About fifteen years ago, I read the book Dakota by the poet Kathleen Norris and through her description, developed a love for places that are no place.
The image of a democracy of barrenness rings true when one turns on the TV and finds bland programs designed for the widest possible audiences, or when one drives a busy freeway, or walks through an airport parking garage (or a shopping mall), places that are no place, where you can’t tell by looking if you are in Tulsa or Tacoma, Minneapolis or Memphis.
—Kathleen Norris, “Dakota: A Spiritual Geography”
Anytime I can identify places that are no place, part of me gets excited—I found one, Kathleen!—and part of me is comforted by their mundane colorlessness. I commit the scene to memory: sterile hospital waiting rooms with their stacks of dingy, infected, outdated magazines. Laundromats that smell of chemicals designed to describe the feeling of cleanliness. Serpentine halls of airport terminals, never-ending, with swirly, stain-hiding carpets and overachieving stains that still show through.

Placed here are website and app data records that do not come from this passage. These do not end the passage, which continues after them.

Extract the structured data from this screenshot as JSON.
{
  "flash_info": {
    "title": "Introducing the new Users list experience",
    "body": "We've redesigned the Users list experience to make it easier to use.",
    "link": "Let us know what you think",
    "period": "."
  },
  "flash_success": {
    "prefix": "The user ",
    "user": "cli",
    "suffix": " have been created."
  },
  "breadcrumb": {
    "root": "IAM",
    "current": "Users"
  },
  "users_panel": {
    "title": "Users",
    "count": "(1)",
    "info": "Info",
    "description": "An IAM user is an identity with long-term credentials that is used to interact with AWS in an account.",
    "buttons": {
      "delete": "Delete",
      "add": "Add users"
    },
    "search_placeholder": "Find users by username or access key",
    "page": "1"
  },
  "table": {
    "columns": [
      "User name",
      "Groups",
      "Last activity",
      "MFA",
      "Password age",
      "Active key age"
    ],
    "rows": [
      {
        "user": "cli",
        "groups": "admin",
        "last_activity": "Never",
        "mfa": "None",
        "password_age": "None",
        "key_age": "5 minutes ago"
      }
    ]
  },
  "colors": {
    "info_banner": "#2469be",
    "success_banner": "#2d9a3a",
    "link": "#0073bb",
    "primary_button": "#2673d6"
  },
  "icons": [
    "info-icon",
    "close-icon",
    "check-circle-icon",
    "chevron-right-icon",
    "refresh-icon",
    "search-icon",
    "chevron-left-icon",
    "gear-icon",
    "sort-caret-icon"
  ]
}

There are also places intended to be temporary, at least for you, and I find them to be unsettling reminders of our own impermanence: hotel rooms with thin sheets and that one weird velvety blanket. The table/chair/bed contraption in the doctors office, covered by thin white paper just for you, just for your visit. College dormitories, noisy and largely there for your convenience, not comfort.
That is where I now find myself, a temporary place that is no place, and I’m trying to figure out whether or not this tiny little dorm room in Fairbanks, Alaska is home.
But what is home?
Is it the place where you live, or the place where you are from? When does a place start to become home, and when does it cease to be? Is home a place for you, your things, your present or your past?
Usually you can just tell what home feels like. It’s a warm fire and a cozy sweater, blanket on your lap and book in your hand. It’s the sound of your best friend’s laughter filling your dining room. It’s the safe, familiar place where you are unapologetically, uninhibitedly you.
I’ve yet to find that here, though I am trying. I like to take a book and my new wool blanket into the common room on Sunday mornings, cautiously enjoying the quiet and calm before the storm like a pilot that flies into a hurricane’s eye to gather data. That room is also where I sit at the large table to do my homework, where I sit on the couch and watch Habs games on my iPad, where my new friendships are born during study breaks and all-nighters alike. Being stuck alone in my austere room with the few items I brought feels like I’m a dog being crate trained, no matter how many tapestries I hang on the walls (currently: 6).
Most of my possessions are at my dad’s house in California, haphazardly packed into cardboard boxes I didn’t even bother to label. I don’t live there and I never have; if it didn’t have my dad’s cars in the garage and my dog running in the yard, it would be just another place that is no place, a suburban ranch-style house that could be any cul-de-sac in any town, anywhere on the West Coast.
Most of my recent memories are of San Francisco, which was home for so long that it’s hard not to think of anything before that as my personal ancient history. San Jose is, Lawrence is, Campbell is. They are all places of my past that I will carry with me wherever I go, neatly organized, labeled and boxed up, ready to unpack in my new home—wherever that is.
It’s been a long time since I’ve done this, since I made a home in a new place, and it’s also something I’ve never really done on my own. I’m going to be here for at least two more years (more if I stay and pursue a PhD and yes I will make people call me Doctor), but the temporary and transitional nature of my current surroundings makes me a little bit afraid to unload those boxes, unpack them, and make this place my home.